Never Let Me Go is a sci-fi movie with no visionary machines, no flashy aliens and, strangely, no surprises. It’s so much crueler, you see, to know precisely what’s coming at you. That’s the fate of Kathy (Carey Mulligan), Tommy (Andrew Garfield), and Ruth (Keira Knightley), clones raised in a boarding school to become spare parts for luckier humans. When Ruth and Tommy start dating we know it’s really Kathy he loves, and every second they spend apart before they complete their “donations” feels like theft of the worst sort.
And that is almost the entire review (except for one more sentence).

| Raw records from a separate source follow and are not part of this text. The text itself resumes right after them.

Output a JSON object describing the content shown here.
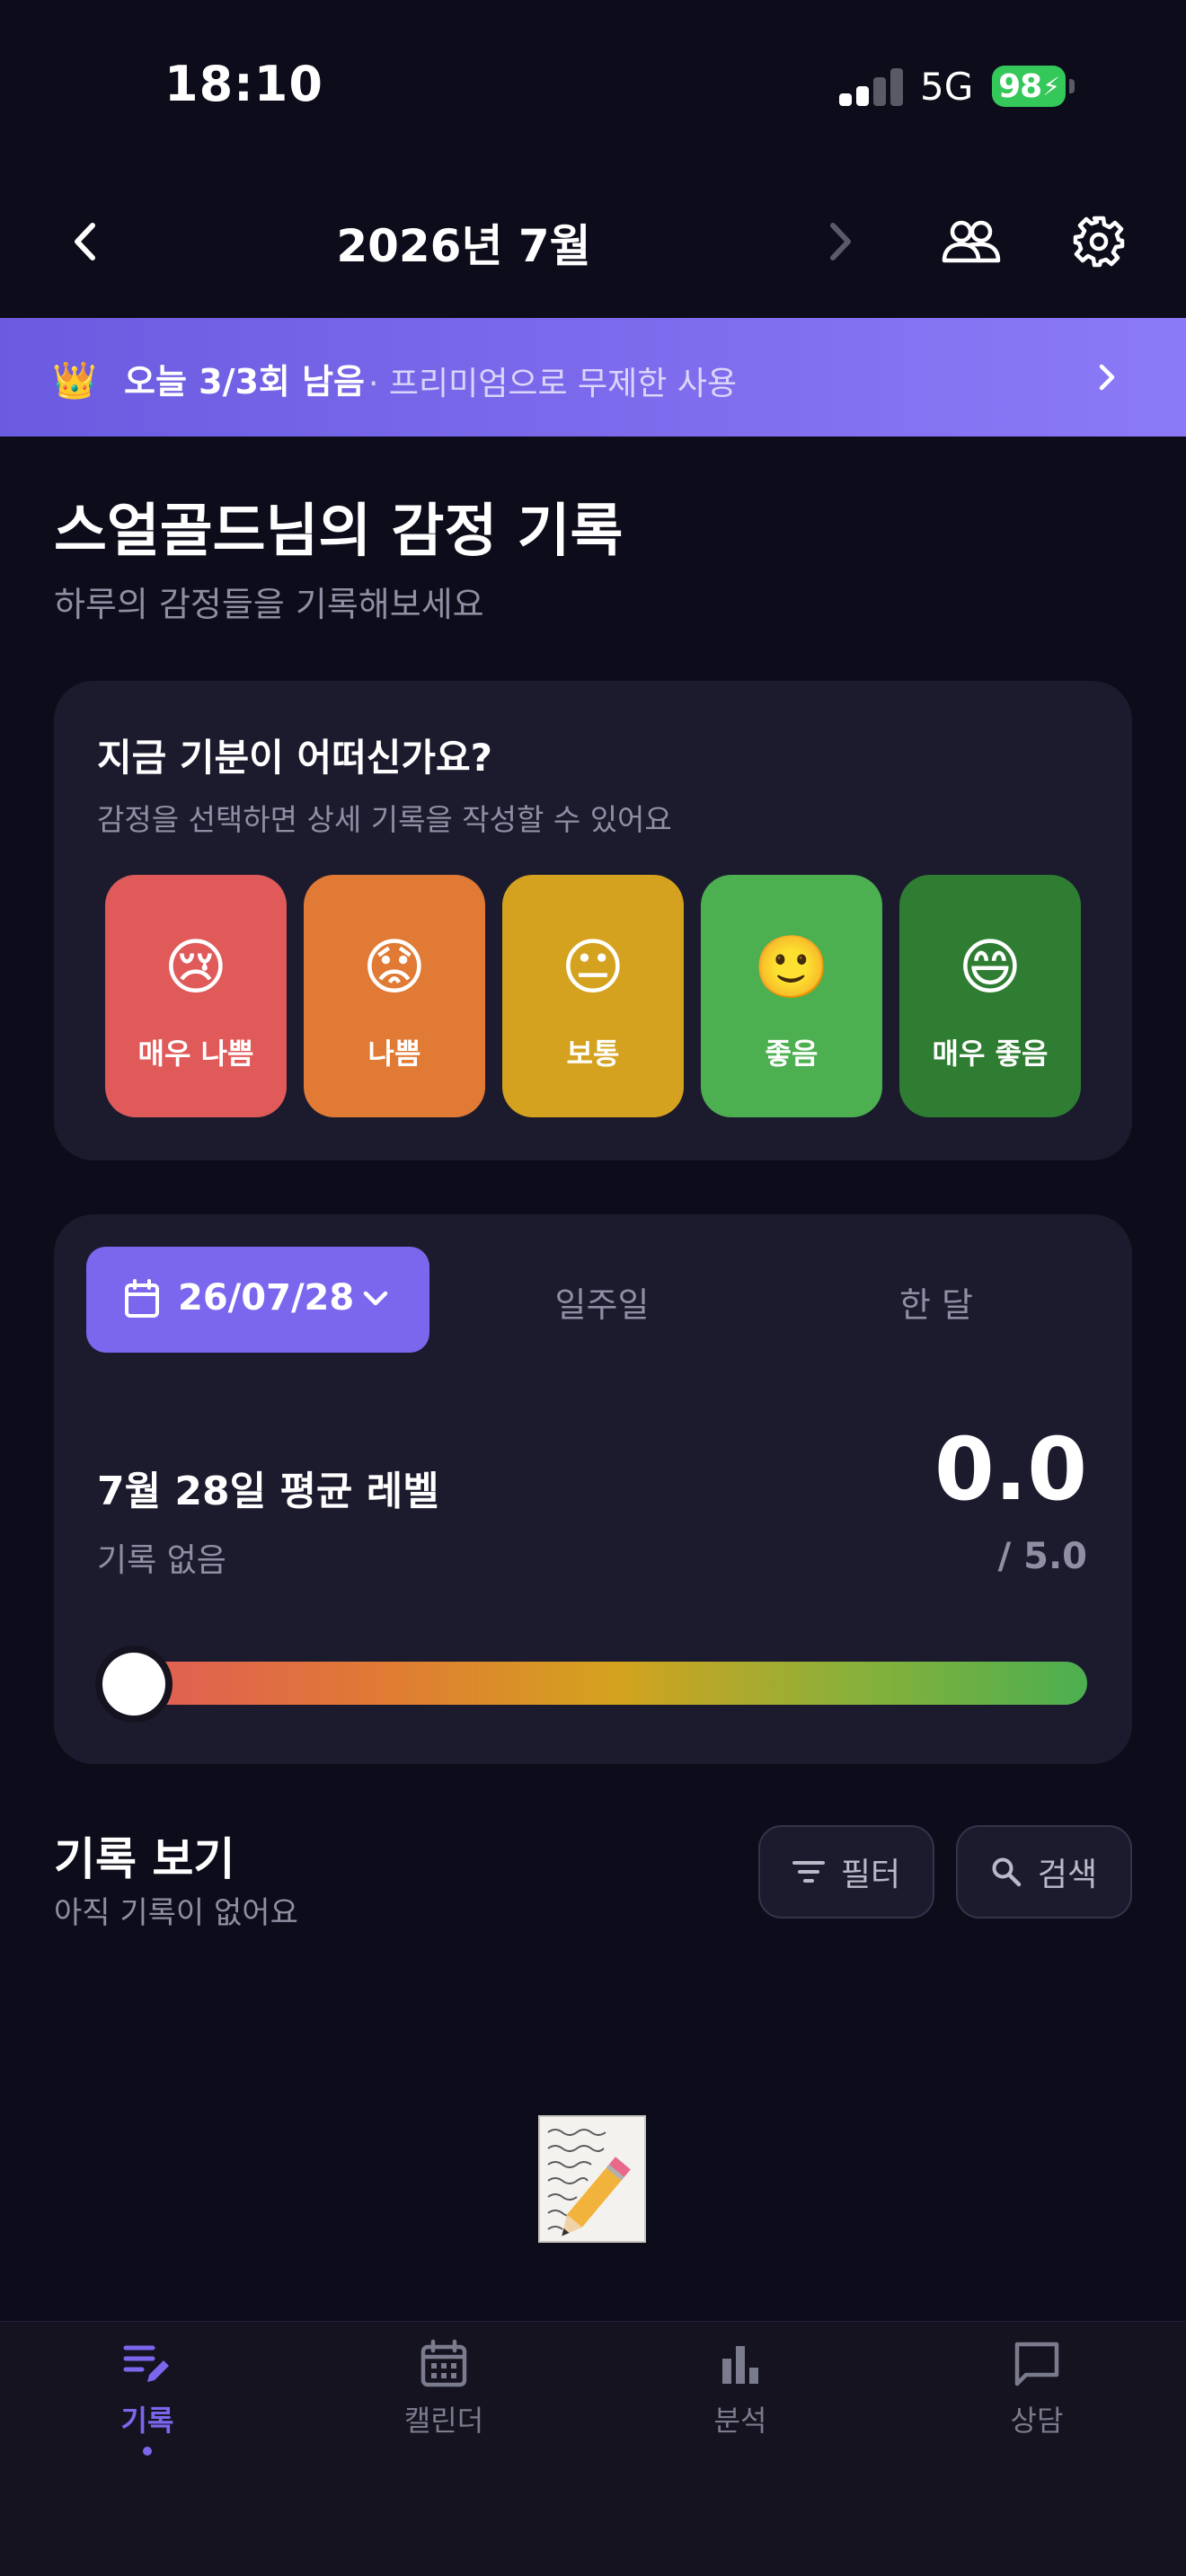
{
  "status_bar": {
    "time": "18:10",
    "network": "5G",
    "battery": "98"
  },
  "header": {
    "title": "2026년 7월",
    "icons": [
      "chevron-left-icon",
      "chevron-right-icon",
      "people-icon",
      "gear-icon"
    ]
  },
  "banner": {
    "main": "오늘 3/3회 남음",
    "sub": "· 프리미엄으로 무제한 사용",
    "icon": "crown-icon"
  },
  "greeting": {
    "title": "스얼골드님의 감정 기록",
    "subtitle": "하루의 감정들을 기록해보세요"
  },
  "mood_card": {
    "question": "지금 기분이 어떠신가요?",
    "hint": "감정을 선택하면 상세 기록을 작성할 수 있어요",
    "moods": [
      {
        "label": "매우 나쁨",
        "emoji": "😢",
        "color": "#e05a5a"
      },
      {
        "label": "나쁨",
        "emoji": "😟",
        "color": "#e07a34"
      },
      {
        "label": "보통",
        "emoji": "😐",
        "color": "#d4a21e"
      },
      {
        "label": "좋음",
        "emoji": "🙂",
        "color": "#4caf50"
      },
      {
        "label": "매우 좋음",
        "emoji": "😄",
        "color": "#2e7d32"
      }
    ]
  },
  "stats": {
    "date": "26/07/28",
    "tabs": [
      "일주일",
      "한 달"
    ],
    "avg_title": "7월 28일 평균 레벨",
    "avg_sub": "기록 없음",
    "avg_value": "0.0",
    "avg_max": "/ 5.0",
    "level_fraction": 0.0
  },
  "records": {
    "title": "기록 보기",
    "subtitle": "아직 기록이 없어요",
    "filter_label": "필터",
    "search_label": "검색",
    "empty_emoji": "📝"
  },
  "tab_bar": {
    "items": [
      {
        "label": "기록",
        "icon": "edit-list-icon",
        "active": true
      },
      {
        "label": "캘린더",
        "icon": "calendar-icon",
        "active": false
      },
      {
        "label": "분석",
        "icon": "bar-chart-icon",
        "active": false
      },
      {
        "label": "상담",
        "icon": "chat-bubble-icon",
        "active": false
      }
    ]
  },
  "colors": {
    "accent": "#7a67ee",
    "background": "#0c0c1a",
    "card": "#1c1b2e"
  }
}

Self was all alone at the 2 p.m. screening at the Aquarius. She had just crossed the street and entered the theater after savoring two heavenly scoops of lychee and peanut butter cioccolato from Gelato Classico (her first visit in months!) The last time self watched a screening all by herself was over 10 years ago, when she watched Antonia Bird’s “Ravenous,” (Five stars!) her first Guy Pearce movie (also the first Western/vampire movie self has seen, before or since. Rounding out the absolutely fabulous snack-fest: David Arquette and Jeremy Davies)
Naturally, by the last half hour, self was shedding copious tears, and had to keep rubbing her eyes, and stood up even before the closing credits, and knew that if there was someone in the projectionist’s booth, directly above her, this person had almost certainly noticed self wiping the tears from her cheeks.
Self has several issues with the book (by Kazuo Ishiguro), which has just about the chilliest writing of any science fiction novel self has ever read. Self could not figure out why all the characters were so well-behaved — even, passive. You’d think they’d at least want to lose themselves in those miles of desolate sand dunes or rolling green meadows, or at least give it a shot. But no! Instead they were all like: Here’s my body, take it! Take my liver or my kidneys or my heart or whatever! Self remembers finding the book extremely depressing and yet staying up until the wee hours, reading.
These issues were at less bothersome in the movie version (perhaps because self was so absolutely delighted by the casting). In particular, self would just like to say that Keira Knightley’s Ruth was twice as hateful as she is in the book, and this is a very very good thing. The scene of the movie that most approached the level of horror was the one showing the demise of this character (and an ice chest: almost exactly like the one self totes to Cal Shakes’ performances in Orinda)